**Work to complete**
Among the entries below, find every line that has "replies" and pull it out.

**Input records**
====

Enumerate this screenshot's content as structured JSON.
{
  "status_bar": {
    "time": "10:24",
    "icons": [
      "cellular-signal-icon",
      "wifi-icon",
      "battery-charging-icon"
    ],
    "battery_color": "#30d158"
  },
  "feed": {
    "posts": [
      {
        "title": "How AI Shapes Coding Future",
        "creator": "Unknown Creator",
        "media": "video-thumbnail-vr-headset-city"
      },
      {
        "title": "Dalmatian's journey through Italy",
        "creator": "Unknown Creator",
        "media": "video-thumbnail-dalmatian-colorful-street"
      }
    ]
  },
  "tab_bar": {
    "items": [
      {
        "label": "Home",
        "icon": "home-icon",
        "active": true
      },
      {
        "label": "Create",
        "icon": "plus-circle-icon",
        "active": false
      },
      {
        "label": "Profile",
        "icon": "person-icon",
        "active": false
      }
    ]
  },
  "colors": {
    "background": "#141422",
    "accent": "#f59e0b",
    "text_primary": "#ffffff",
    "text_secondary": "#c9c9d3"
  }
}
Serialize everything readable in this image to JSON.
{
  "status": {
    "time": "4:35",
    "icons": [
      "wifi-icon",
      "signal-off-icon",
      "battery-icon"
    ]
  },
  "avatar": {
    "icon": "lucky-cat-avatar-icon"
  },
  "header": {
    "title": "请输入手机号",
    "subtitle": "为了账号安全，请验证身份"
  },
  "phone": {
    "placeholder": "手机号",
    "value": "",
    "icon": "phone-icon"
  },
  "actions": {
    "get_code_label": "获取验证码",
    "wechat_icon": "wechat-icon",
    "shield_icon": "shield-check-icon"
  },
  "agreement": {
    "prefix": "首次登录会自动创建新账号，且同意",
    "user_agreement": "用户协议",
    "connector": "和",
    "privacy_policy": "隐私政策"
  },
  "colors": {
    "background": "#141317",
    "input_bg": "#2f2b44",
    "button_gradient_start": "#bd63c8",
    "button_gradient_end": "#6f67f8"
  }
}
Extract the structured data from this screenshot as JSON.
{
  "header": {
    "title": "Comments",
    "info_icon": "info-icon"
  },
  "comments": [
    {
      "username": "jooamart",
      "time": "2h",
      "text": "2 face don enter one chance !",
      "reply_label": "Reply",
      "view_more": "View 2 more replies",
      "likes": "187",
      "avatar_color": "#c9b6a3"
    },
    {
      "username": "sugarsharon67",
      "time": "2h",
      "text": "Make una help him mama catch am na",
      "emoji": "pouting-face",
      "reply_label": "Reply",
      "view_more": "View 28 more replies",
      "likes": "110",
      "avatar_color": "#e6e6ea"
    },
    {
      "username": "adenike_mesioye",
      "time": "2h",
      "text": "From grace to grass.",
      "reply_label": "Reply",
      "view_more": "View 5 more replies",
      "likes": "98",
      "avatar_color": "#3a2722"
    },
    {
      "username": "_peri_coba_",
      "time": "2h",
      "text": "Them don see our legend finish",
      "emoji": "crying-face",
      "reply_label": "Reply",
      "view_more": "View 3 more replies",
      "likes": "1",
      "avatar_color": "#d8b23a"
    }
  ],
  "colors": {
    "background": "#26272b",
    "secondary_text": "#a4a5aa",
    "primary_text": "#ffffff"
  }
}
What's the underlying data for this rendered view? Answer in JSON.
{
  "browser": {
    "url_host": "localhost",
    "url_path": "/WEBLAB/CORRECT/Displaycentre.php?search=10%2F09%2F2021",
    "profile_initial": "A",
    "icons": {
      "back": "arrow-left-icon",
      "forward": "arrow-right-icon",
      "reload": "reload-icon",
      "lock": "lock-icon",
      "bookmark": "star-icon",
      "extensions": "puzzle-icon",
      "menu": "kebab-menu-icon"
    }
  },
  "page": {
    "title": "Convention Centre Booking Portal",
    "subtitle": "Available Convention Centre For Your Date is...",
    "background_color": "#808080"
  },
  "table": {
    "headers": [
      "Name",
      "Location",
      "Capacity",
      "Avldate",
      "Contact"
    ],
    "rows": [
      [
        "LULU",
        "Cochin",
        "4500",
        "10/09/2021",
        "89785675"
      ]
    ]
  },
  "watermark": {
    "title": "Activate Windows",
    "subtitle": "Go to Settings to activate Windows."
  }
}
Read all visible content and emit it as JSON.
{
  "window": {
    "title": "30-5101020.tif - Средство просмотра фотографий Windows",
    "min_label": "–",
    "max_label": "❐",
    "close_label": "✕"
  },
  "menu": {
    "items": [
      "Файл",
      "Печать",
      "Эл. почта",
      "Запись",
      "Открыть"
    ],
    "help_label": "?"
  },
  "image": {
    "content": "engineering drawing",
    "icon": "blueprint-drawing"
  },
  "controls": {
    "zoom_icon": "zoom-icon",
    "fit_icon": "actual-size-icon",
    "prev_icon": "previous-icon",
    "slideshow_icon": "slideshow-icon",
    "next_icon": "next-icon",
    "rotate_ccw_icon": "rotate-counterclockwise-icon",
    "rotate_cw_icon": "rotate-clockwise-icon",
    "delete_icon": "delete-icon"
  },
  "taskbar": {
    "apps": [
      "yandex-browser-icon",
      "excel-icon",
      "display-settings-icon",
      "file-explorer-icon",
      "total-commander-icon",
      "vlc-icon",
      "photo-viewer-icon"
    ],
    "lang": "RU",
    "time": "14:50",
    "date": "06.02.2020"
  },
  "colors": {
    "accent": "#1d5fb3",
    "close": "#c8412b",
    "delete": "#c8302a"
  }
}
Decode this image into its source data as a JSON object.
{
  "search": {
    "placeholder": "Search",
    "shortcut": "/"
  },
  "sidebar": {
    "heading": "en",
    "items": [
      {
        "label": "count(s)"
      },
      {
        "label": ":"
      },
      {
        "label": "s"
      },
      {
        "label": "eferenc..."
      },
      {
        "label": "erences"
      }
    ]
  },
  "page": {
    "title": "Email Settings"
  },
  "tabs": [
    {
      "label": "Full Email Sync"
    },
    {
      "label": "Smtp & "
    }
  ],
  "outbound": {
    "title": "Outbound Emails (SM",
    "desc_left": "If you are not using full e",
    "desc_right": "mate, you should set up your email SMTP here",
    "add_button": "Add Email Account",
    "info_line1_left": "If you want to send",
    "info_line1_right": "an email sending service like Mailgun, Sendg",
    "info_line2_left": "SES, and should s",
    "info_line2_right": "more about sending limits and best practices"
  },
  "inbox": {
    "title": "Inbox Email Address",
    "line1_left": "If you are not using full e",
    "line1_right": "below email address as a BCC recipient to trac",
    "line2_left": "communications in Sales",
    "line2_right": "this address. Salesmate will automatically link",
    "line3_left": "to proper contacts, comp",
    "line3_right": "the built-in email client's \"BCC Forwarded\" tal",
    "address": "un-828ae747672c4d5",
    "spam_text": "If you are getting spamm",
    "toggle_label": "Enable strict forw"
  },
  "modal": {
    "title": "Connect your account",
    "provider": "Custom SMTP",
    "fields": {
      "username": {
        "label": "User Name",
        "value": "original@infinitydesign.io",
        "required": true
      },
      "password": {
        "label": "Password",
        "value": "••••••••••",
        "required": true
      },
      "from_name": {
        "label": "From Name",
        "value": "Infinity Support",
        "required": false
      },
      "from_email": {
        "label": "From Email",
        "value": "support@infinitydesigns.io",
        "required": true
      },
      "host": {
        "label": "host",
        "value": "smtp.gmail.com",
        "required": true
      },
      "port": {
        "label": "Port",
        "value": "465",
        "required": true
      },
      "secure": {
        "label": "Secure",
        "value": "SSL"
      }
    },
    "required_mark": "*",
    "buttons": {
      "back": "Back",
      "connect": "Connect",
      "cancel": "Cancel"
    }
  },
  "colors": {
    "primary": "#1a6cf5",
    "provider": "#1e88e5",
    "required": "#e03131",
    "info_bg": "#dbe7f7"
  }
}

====

**The completed task**
      "view_more": "View 2 more replies",
      "view_more": "View 28 more replies",
      "view_more": "View 5 more replies",
      "view_more": "View 3 more replies",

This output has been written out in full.